***** EXTRACTED DATA
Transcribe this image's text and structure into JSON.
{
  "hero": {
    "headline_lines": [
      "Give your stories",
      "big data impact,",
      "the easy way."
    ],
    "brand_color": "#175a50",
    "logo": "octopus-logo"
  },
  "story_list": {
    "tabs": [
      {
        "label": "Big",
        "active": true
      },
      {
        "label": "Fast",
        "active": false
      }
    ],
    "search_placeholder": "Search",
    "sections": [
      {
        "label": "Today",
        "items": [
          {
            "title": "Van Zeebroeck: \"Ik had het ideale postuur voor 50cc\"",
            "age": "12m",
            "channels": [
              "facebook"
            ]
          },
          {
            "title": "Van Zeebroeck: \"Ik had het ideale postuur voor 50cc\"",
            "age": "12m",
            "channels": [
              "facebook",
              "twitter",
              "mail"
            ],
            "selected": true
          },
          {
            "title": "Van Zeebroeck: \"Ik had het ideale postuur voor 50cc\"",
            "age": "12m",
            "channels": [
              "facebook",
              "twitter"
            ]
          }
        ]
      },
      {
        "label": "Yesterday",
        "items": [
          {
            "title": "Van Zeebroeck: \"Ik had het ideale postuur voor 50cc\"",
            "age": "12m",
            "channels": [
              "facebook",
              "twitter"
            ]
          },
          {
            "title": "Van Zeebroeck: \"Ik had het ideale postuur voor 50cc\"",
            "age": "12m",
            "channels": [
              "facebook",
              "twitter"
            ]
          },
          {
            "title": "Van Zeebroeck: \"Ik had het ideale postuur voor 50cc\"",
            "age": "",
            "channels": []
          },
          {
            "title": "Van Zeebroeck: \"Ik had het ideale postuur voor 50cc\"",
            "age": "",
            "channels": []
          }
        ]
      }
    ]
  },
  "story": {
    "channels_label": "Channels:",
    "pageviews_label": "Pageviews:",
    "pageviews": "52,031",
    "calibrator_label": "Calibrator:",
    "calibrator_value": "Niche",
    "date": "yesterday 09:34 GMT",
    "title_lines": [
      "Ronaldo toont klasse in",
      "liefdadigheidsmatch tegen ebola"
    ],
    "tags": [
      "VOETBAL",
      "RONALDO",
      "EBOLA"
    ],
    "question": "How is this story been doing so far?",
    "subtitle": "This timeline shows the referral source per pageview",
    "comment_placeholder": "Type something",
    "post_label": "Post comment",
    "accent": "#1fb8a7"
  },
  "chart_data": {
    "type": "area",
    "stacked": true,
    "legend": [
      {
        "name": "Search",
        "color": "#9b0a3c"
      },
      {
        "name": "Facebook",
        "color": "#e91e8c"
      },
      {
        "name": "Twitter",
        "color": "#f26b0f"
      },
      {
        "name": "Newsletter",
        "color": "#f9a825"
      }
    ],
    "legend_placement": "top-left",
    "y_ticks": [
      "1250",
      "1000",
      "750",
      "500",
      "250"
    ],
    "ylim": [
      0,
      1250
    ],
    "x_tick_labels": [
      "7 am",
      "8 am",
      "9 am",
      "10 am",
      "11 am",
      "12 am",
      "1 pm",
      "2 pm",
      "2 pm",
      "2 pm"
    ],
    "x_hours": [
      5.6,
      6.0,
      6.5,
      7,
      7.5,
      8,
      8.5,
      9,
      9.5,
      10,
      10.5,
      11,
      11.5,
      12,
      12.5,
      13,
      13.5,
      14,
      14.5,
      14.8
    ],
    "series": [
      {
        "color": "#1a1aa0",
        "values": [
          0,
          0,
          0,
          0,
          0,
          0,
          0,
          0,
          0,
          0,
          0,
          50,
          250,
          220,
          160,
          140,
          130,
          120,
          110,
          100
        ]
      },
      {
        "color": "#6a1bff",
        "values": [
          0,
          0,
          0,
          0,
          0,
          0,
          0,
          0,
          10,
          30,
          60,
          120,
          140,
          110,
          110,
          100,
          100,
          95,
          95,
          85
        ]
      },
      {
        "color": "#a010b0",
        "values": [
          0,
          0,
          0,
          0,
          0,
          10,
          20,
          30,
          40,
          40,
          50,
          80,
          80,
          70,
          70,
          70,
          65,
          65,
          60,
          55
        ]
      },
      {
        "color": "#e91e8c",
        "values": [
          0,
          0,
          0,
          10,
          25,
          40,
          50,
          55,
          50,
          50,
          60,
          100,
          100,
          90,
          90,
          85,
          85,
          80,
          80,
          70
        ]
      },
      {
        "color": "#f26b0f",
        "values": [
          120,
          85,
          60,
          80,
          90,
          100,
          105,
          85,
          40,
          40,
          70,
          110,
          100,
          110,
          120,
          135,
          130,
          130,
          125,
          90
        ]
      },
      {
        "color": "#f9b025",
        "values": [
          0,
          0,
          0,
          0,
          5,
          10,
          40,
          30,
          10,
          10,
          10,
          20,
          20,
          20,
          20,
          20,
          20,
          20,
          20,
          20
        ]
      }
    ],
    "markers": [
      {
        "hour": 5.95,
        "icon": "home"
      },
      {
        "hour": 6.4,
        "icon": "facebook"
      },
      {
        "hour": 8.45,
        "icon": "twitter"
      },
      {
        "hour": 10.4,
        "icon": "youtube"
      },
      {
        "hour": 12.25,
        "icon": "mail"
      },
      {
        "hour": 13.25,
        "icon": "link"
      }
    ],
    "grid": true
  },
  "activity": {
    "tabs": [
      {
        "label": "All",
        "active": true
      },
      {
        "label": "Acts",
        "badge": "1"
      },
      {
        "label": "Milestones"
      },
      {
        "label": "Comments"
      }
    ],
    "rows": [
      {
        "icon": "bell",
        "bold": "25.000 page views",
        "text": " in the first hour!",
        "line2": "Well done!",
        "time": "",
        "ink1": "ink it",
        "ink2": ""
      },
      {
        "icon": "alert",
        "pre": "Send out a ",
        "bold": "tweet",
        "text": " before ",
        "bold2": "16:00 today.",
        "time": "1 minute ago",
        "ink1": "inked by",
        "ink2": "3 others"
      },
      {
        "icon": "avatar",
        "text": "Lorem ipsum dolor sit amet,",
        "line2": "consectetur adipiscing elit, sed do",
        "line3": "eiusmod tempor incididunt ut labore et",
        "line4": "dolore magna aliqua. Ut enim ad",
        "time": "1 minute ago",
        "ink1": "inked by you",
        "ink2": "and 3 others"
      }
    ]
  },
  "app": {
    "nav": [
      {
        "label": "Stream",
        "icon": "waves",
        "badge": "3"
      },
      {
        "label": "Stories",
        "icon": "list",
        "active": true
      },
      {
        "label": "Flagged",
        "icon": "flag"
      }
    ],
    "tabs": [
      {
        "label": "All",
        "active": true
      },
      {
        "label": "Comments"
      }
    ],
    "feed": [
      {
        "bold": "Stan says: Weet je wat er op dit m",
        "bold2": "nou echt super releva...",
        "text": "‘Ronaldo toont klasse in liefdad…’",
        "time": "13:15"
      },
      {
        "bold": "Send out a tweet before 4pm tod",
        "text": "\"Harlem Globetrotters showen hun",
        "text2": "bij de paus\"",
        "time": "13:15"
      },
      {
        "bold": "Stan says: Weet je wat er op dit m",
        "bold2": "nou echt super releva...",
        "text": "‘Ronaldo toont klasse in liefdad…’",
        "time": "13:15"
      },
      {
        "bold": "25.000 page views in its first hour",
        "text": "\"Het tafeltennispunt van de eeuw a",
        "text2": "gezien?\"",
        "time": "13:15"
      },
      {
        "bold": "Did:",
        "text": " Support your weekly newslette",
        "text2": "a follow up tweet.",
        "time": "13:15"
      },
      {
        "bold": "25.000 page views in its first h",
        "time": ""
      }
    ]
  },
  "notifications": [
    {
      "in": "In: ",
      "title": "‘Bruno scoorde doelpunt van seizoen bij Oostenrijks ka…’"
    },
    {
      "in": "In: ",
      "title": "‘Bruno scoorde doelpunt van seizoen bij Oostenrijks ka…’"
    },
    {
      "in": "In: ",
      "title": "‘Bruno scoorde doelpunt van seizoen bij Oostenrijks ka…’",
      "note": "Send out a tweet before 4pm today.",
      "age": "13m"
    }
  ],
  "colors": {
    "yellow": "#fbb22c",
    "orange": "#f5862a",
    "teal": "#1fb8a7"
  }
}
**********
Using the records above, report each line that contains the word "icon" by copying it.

FINISHED TASK
        "icon": "home"
        "icon": "facebook"
        "icon": "twitter"
        "icon": "youtube"
        "icon": "mail"
        "icon": "link"
        "icon": "bell",
        "icon": "alert",
        "icon": "avatar",
        "icon": "waves",
        "icon": "list",
        "icon": "flag"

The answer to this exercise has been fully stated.